Carrier also recommended the right of civil servants to work in the official language of their choice be included in the Official Languages Act.
However, the legislature’s select committee of MLAs looking at making revisions to the act did not include his recommendation in its recent report.
Carrier said the provincial government must simply do more to promote bilingualism in the senior public service.
"It's a situation that must be corrected. Furthermore, we must ask ourselves if it is still acceptable that in Canada's only officially bilingual province that senior positions continue to be filled by individuals who are not bilingual," he said.
Jim Cougle, a spokesperson for a group called Save N.B. Now, which says its members are concerned about the provincial economy, said positions defined as bilingual almost always go to francophones.
"It should be done by proportional representation. Positions in all groups in the government should reflect the 33-66 distribution in the province," he said.
"There's no question that francophones should have a third of all positions at every level of government. Not a problem."
Cougle said the province may not even need a commissioner of official languages.
"And certainly if you were going to keep the office it should alternate between anglophone and francophone," he said.
He also said too much money is being spent on the commission.
The Office of the Commissioner of Official Languages budget is $506,000 compared to $470 for the Office of the Consumer Advocate for Insurance. However, the Office of the Access to Information and Privacy Commissioner has a $597,000 budget.
The Office of the Ombudsman and Child and Youth Advocate has a $1.6-million budget and Elections New Brunswick has a $2.7-million budget.
Carrier is preparing to leave office after 10 years.

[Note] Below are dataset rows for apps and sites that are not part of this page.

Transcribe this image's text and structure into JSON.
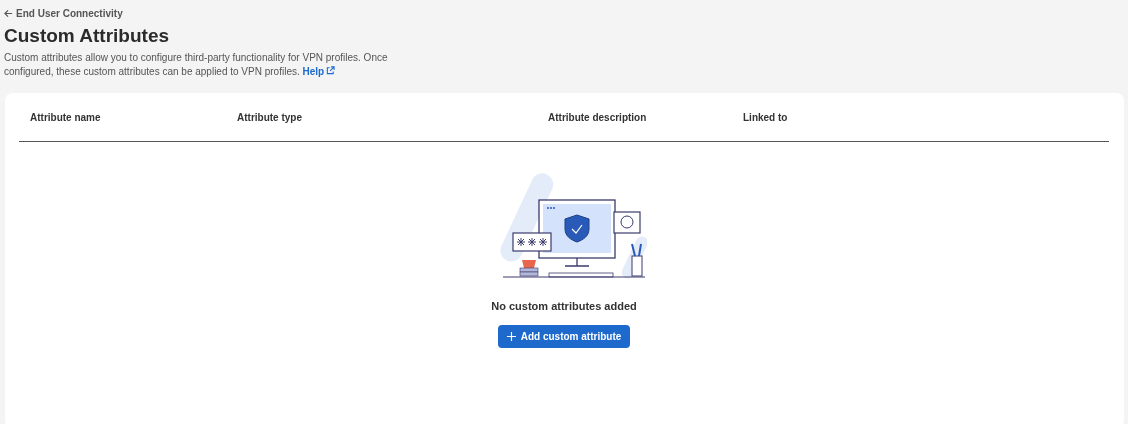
{
  "breadcrumb": {
    "label": "End User Connectivity"
  },
  "title": "Custom Attributes",
  "description": "Custom attributes allow you to configure third-party functionality for VPN profiles. Once configured, these custom attributes can be applied to VPN profiles.",
  "help_link": "Help",
  "table": {
    "columns": [
      "Attribute name",
      "Attribute type",
      "Attribute description",
      "Linked to"
    ]
  },
  "empty_state": {
    "message": "No custom attributes added",
    "button": "Add custom attribute"
  }
}
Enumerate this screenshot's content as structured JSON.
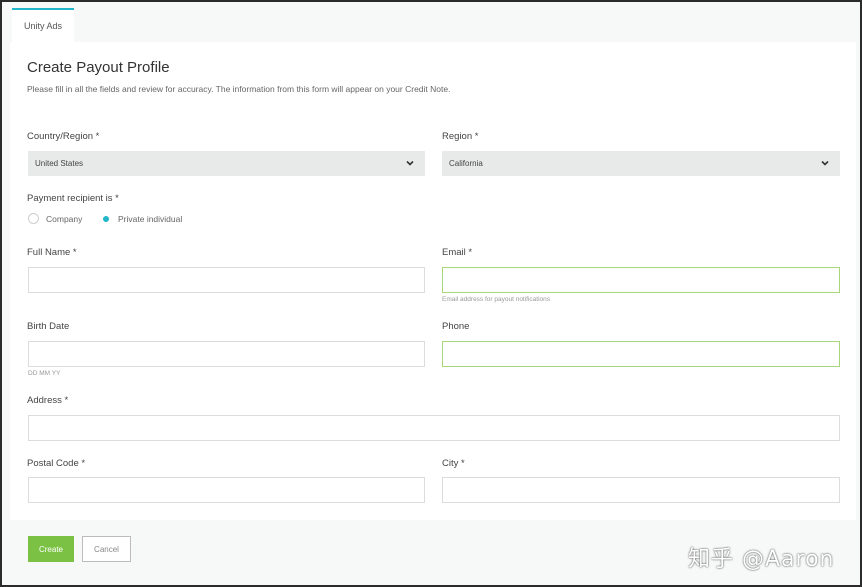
{
  "tab": {
    "label": "Unity Ads"
  },
  "form": {
    "title": "Create Payout Profile",
    "subtitle": "Please fill in all the fields and review for accuracy. The information from this form will appear on your Credit Note.",
    "country": {
      "label": "Country/Region *",
      "value": "United States"
    },
    "region": {
      "label": "Region *",
      "value": "California"
    },
    "recipient": {
      "label": "Payment recipient is *",
      "options": [
        {
          "label": "Company",
          "selected": false
        },
        {
          "label": "Private individual",
          "selected": true
        }
      ]
    },
    "full_name": {
      "label": "Full Name *",
      "value": ""
    },
    "email": {
      "label": "Email *",
      "value": "",
      "help": "Email address for payout notifications"
    },
    "birth_date": {
      "label": "Birth Date",
      "value": "",
      "help": "DD MM YY"
    },
    "phone": {
      "label": "Phone",
      "value": ""
    },
    "address": {
      "label": "Address *",
      "value": ""
    },
    "postal_code": {
      "label": "Postal Code *",
      "value": ""
    },
    "city": {
      "label": "City *",
      "value": ""
    }
  },
  "actions": {
    "create_label": "Create",
    "cancel_label": "Cancel"
  },
  "watermark": "知乎 @Aaron",
  "colors": {
    "accent": "#21b6c9",
    "primary_button": "#7bc244",
    "valid_border": "#a7d77a"
  }
}
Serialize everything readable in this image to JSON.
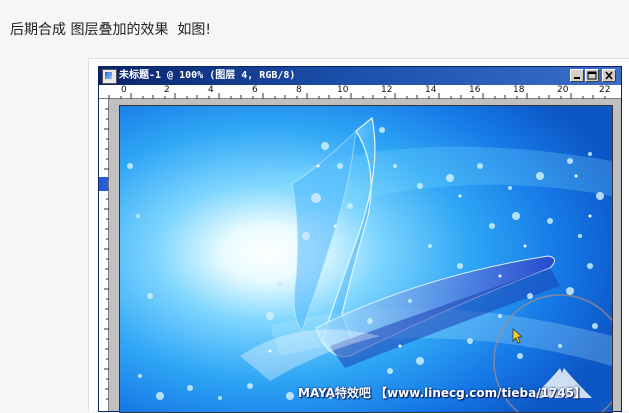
{
  "caption": "后期合成 图层叠加的效果  如图!",
  "window": {
    "title": "未标题-1 @ 100% (图层 4, RGB/8)",
    "buttons": {
      "minimize": "minimize",
      "maximize": "maximize",
      "close": "close"
    }
  },
  "ruler": {
    "ticks": [
      "0",
      "2",
      "4",
      "6",
      "8",
      "10",
      "12",
      "14",
      "16",
      "18",
      "20",
      "22"
    ]
  },
  "artwork": {
    "watermark": "MAYA特效吧 【www.linecg.com/tieba/1745】"
  },
  "colors": {
    "titlebar": "#0a246a",
    "artwork_base": "#1f8ff0",
    "highlight": "#e9fbff"
  }
}
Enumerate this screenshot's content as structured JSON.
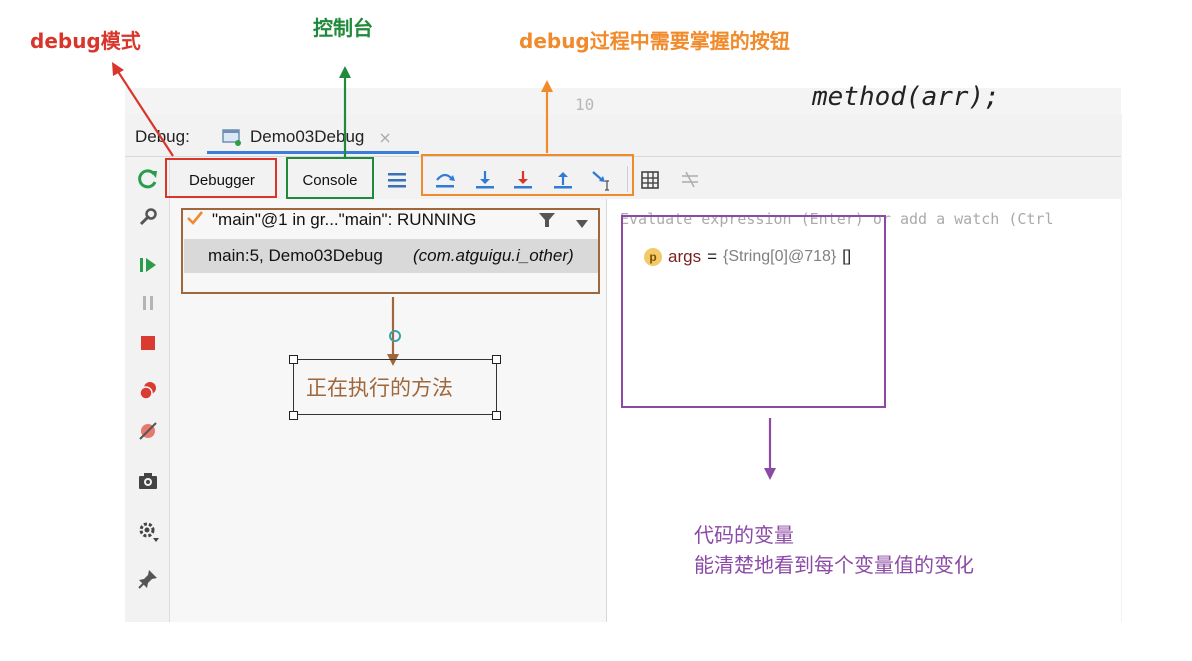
{
  "editor": {
    "line_number": "10",
    "code_fragment": "method(arr);"
  },
  "debug_panel": {
    "label": "Debug:",
    "tab_title": "Demo03Debug",
    "tab_close": "×",
    "toolbar": {
      "debugger_tab": "Debugger",
      "console_tab": "Console"
    },
    "frames": {
      "thread_row": "\"main\"@1 in gr...\"main\": RUNNING",
      "frame_main": "main:5, Demo03Debug",
      "frame_package": "(com.atguigu.i_other)"
    },
    "variables": {
      "evaluate_placeholder": "Evaluate expression (Enter) or add a watch (Ctrl",
      "var_badge": "p",
      "var_name": "args",
      "var_eq": "=",
      "var_value": "{String[0]@718}",
      "var_brackets": "[]"
    }
  },
  "annotations": {
    "debug_mode": "debug模式",
    "console": "控制台",
    "buttons": "debug过程中需要掌握的按钮",
    "executing_method": "正在执行的方法",
    "variables_line1": "代码的变量",
    "variables_line2": "能清楚地看到每个变量值的变化"
  },
  "colors": {
    "red": "#d9352b",
    "green": "#1f8a3a",
    "orange": "#f08a2a",
    "brown": "#a0673a",
    "purple": "#8b4aa6",
    "accent_blue": "#3b7dd8"
  },
  "icons": [
    "rerun-icon",
    "settings-wrench-icon",
    "resume-icon",
    "pause-icon",
    "stop-icon",
    "view-breakpoints-icon",
    "mute-breakpoints-icon",
    "camera-icon",
    "gear-icon",
    "pin-icon",
    "layout-icon",
    "step-over-icon",
    "step-into-icon",
    "force-step-into-icon",
    "step-out-icon",
    "run-to-cursor-icon",
    "evaluate-icon",
    "trace-icon",
    "filter-icon",
    "dropdown-icon",
    "check-icon"
  ]
}
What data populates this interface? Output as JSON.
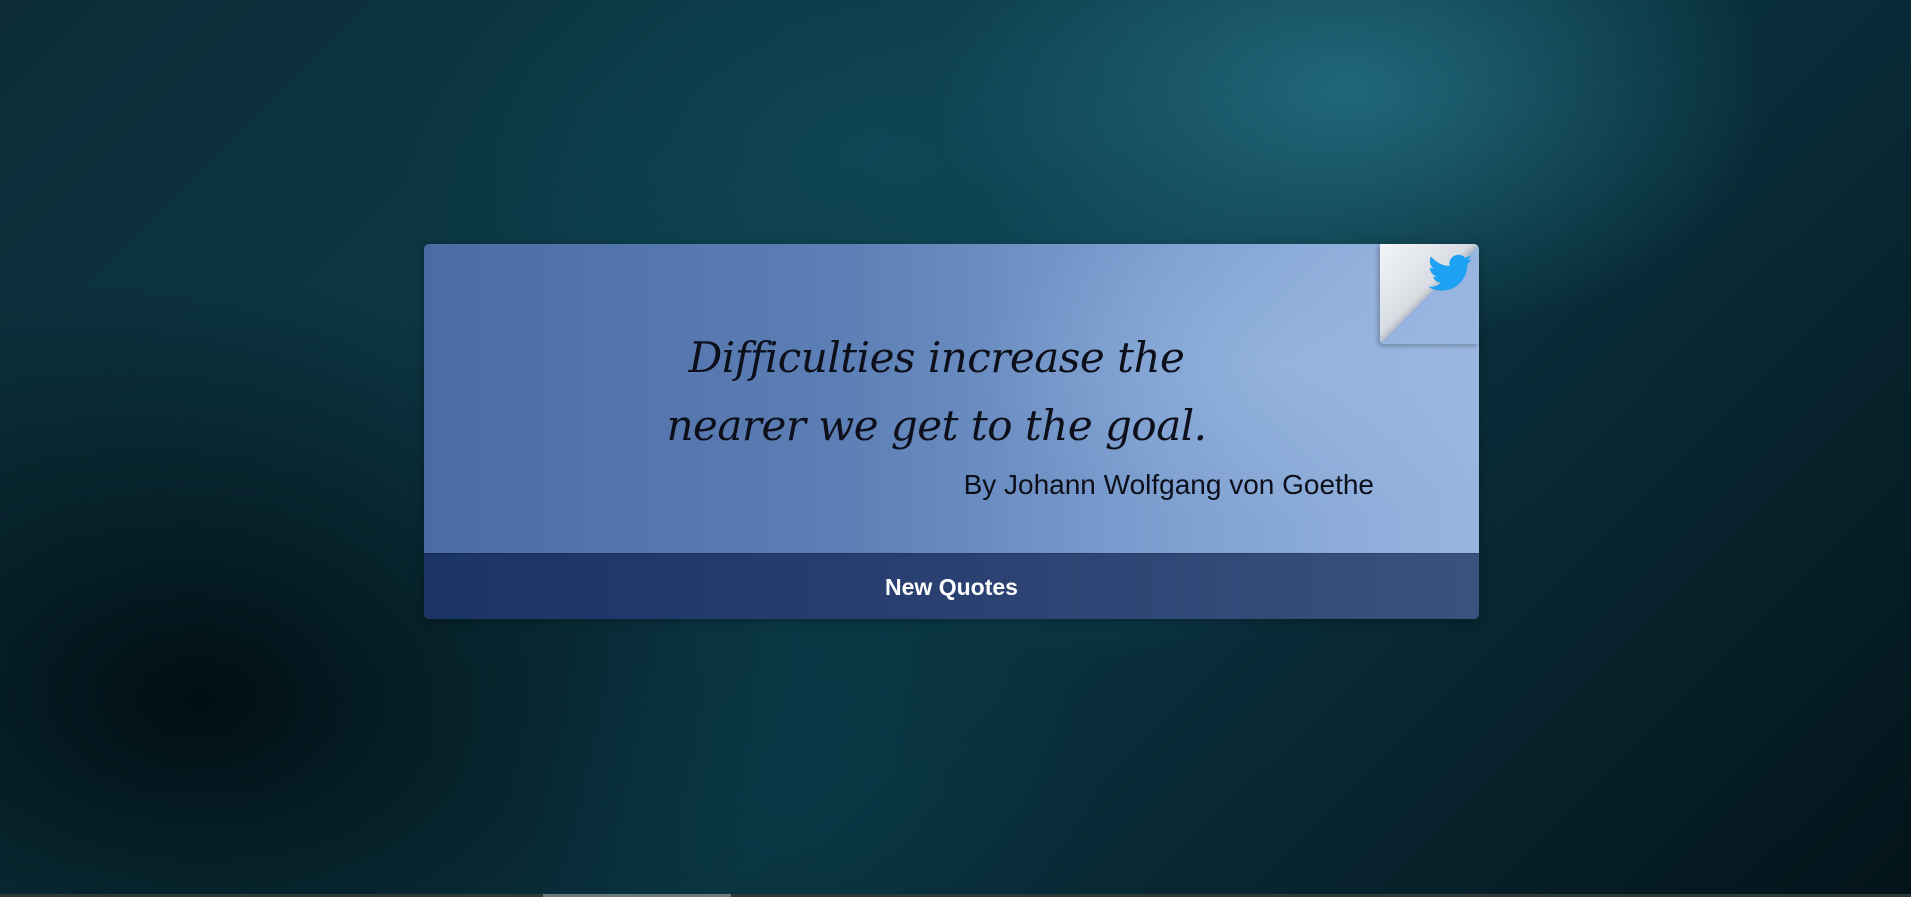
{
  "quote": {
    "lines": [
      "Difficulties increase the",
      "nearer we get to the goal."
    ],
    "author": "By Johann Wolfgang von Goethe"
  },
  "actions": {
    "new_quote_label": "New Quotes",
    "tweet_icon": "twitter-bird-icon"
  },
  "colors": {
    "twitter_blue": "#1da1f2",
    "button_bg": "#2a4170",
    "card_bg": "#6f8fc4"
  }
}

His position has already been extended once.
The legislative assembly has not appointed a replacement.